A long, long time ago in a church far, far away, a wise man entered my office on a Monday morning and asked, “Do you know what I hear every time you say ‘I’m a liberal’? I hear, ‘I’m not like you. I’m not one of you.'” As we talked more, it became clear that it wasn’t my beliefs, values or perspective that troubled him. It was the label I used to describe myself. That conversation stuck, rattling around, prodding and provoking, and still I wonder, was the problem with my label his or mine?
We’ve got so many ways we separate ourselves from another, making clear that “I’m not one of you,” or maybe worse, “You’re not one of us.” You know them as well as I do. Liberal or Conservative, Democrat or Republican, Cape Codder or Washashore, Yankee, hillbilly, Trekkie, Christian, Feminist, United Methodist. I don’t think the labels in and of themselves are a bad thing–they’re a part of understanding who we are. We can use them in helpful ways to describe ourselves, our particular set of values, or customs. We can use them to exclude, to blame. We can use them to hurt, or to heal.
Tomorrow is the inauguration. Some will celebrate. Some will march. Some will grieve. Then on Sunday, we’ll gather to worship, to sing, to pray, to listen together for the call of God. I wonder if we might use this opportunity to create brave space, to bring our whole selves to worship, with all the labels we claim. Is there space in our sanctuary, and in our hearts to hear the hope of those who celebrate? Is there room in our pews to hear the pain of those who grieve? Can we lift up our prayers for president and protesters alike, trusting that God hears? Can we hear one another beyond the feelings we have about the labels they claim?
Our text for Sunday is the story of Jesus calling the first disciples. One of the most beautiful and most challenging aspects of discipleship is that we don’t get to decide who Jesus calls to come and follow. Jesus calls “Follow me,” and fishermen answer. Tax collectors and prostitutes show up too. Jesus calls and men, women, and children fall in line. Democrats, Republicans, Independents, Libertarians, Kings and Queens too. Cynics and hopeless romantics follow in his footsteps. Red Sox and Yankees fans.
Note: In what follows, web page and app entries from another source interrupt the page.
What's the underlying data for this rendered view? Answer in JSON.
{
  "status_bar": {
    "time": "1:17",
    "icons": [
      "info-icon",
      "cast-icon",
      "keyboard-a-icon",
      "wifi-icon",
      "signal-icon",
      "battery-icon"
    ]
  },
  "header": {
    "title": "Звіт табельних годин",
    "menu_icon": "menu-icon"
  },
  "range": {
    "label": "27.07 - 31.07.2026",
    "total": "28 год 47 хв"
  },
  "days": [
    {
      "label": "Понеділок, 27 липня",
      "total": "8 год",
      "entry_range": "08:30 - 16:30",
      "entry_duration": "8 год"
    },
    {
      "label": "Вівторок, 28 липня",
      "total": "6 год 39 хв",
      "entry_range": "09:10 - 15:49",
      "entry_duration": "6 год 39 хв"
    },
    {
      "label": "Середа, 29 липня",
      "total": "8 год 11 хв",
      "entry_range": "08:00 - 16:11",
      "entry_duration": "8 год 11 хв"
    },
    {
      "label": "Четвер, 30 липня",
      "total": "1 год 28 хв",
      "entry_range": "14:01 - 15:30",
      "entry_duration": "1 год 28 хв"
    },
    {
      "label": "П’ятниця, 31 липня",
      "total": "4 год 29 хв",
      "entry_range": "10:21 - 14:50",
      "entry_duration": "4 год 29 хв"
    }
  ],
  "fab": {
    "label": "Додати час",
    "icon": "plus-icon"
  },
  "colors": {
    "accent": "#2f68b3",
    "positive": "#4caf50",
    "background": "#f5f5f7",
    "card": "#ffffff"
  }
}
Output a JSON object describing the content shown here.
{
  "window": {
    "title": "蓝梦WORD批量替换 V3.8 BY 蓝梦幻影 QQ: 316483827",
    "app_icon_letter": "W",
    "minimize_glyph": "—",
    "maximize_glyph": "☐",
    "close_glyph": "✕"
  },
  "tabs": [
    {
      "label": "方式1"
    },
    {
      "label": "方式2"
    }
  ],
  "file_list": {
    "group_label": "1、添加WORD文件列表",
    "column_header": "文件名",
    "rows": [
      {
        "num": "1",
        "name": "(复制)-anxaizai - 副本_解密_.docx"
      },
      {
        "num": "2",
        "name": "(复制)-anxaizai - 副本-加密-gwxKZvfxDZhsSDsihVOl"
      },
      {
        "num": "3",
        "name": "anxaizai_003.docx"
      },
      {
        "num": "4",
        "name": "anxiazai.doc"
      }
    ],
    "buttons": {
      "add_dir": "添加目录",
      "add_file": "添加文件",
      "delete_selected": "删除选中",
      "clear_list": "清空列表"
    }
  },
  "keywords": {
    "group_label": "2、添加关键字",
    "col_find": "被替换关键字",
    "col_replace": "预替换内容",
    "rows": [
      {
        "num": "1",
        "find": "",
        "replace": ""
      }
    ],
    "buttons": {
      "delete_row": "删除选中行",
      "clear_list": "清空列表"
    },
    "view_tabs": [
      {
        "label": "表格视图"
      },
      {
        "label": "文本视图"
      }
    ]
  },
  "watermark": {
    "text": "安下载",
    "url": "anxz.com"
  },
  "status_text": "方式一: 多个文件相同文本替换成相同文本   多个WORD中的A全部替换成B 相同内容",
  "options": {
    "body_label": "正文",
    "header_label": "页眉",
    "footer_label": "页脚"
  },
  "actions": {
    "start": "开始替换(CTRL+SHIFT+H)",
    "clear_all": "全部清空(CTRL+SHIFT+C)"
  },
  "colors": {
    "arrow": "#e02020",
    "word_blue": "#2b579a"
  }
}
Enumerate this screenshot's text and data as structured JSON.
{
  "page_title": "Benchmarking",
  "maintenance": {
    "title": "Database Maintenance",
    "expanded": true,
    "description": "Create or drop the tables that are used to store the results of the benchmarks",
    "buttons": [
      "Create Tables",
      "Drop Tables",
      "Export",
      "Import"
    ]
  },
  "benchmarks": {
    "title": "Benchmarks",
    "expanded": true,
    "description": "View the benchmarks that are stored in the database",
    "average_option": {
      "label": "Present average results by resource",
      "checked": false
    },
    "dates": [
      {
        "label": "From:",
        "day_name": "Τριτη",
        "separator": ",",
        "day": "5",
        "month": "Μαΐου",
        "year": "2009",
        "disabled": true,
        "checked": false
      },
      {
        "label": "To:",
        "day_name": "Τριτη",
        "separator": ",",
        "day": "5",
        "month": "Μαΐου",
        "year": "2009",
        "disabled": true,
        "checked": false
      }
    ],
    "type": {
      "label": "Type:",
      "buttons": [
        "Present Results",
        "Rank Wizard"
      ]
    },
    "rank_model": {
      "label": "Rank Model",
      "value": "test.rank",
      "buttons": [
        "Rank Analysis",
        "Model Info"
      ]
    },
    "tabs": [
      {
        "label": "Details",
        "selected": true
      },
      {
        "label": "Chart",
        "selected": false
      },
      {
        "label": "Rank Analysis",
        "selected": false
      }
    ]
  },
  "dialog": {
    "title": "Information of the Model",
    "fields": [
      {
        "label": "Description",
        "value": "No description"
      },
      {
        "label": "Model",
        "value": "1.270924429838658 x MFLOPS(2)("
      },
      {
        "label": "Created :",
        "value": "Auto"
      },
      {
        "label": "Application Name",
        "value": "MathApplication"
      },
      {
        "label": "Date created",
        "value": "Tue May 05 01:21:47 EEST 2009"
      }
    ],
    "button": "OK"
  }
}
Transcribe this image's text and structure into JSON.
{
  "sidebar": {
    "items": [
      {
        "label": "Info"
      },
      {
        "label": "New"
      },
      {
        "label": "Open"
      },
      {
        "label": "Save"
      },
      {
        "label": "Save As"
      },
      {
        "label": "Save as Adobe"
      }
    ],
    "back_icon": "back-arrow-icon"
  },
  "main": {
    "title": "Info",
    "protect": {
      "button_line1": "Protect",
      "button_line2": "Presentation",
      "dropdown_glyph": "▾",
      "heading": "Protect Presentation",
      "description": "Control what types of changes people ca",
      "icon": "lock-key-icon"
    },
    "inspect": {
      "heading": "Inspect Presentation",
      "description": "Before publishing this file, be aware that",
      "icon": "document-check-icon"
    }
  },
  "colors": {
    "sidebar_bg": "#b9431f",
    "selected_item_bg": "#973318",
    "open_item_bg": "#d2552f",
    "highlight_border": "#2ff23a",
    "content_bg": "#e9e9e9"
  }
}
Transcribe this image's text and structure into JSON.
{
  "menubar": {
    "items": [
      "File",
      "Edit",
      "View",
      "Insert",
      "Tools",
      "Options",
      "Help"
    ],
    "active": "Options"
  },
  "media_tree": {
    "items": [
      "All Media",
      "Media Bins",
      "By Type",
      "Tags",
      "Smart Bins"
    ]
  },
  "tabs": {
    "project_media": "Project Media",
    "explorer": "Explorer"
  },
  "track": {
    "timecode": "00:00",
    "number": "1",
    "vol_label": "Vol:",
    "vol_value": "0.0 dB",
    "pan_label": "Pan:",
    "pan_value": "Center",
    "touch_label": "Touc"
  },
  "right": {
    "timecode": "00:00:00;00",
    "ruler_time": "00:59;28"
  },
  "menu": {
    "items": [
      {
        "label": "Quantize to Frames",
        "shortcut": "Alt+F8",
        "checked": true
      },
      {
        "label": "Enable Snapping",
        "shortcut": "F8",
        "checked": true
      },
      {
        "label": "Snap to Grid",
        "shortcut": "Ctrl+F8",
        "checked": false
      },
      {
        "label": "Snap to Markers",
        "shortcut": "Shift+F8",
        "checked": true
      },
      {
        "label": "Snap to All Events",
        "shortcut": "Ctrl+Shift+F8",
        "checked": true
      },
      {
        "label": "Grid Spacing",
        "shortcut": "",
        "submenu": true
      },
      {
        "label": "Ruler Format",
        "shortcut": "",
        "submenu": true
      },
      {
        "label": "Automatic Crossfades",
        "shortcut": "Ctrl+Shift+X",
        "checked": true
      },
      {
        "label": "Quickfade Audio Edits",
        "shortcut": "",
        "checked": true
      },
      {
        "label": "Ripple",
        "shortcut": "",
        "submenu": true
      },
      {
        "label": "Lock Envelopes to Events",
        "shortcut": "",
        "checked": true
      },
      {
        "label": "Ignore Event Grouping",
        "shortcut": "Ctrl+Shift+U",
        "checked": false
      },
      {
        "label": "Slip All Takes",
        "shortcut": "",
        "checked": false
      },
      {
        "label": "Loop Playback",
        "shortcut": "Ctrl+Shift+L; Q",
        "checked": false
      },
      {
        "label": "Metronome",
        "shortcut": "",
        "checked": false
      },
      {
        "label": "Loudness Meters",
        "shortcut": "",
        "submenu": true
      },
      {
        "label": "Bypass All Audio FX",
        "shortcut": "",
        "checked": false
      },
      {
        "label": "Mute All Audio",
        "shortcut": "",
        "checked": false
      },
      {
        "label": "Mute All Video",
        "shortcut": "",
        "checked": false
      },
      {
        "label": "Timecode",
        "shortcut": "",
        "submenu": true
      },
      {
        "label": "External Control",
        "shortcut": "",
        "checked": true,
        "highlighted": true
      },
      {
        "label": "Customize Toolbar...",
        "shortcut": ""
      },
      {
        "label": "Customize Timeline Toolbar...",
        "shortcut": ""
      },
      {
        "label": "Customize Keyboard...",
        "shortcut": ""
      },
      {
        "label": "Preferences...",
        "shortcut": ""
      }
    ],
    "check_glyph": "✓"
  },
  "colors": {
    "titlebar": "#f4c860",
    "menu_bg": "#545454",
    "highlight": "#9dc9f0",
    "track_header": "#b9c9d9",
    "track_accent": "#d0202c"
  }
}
And Jesus says to one and all, “Love one another.” He doesn’t say love those who are easy to love, or love the way you love, or think the way you think, or vote the way you vote. He says, “Love one another as I have loved you.”
I have to imagine part of what he was talking about was learning to listen to one another. It’s worth noting that his love was not an easy love. It wasn’t smarmy sweet, nor was it politely disinterested. It wasn’t nice. It was real: challenging, invitational, life-changing, provoking love. Could we learn to love like that, listening deeply to one another, hearing beyond the labels? Could we learn to be curious about one another, interested rather than judging? Could we make room in the pews for the person who is seemingly nothing like us, but trying to live and love just like Jesus? It seems to me it would be well worth the effort.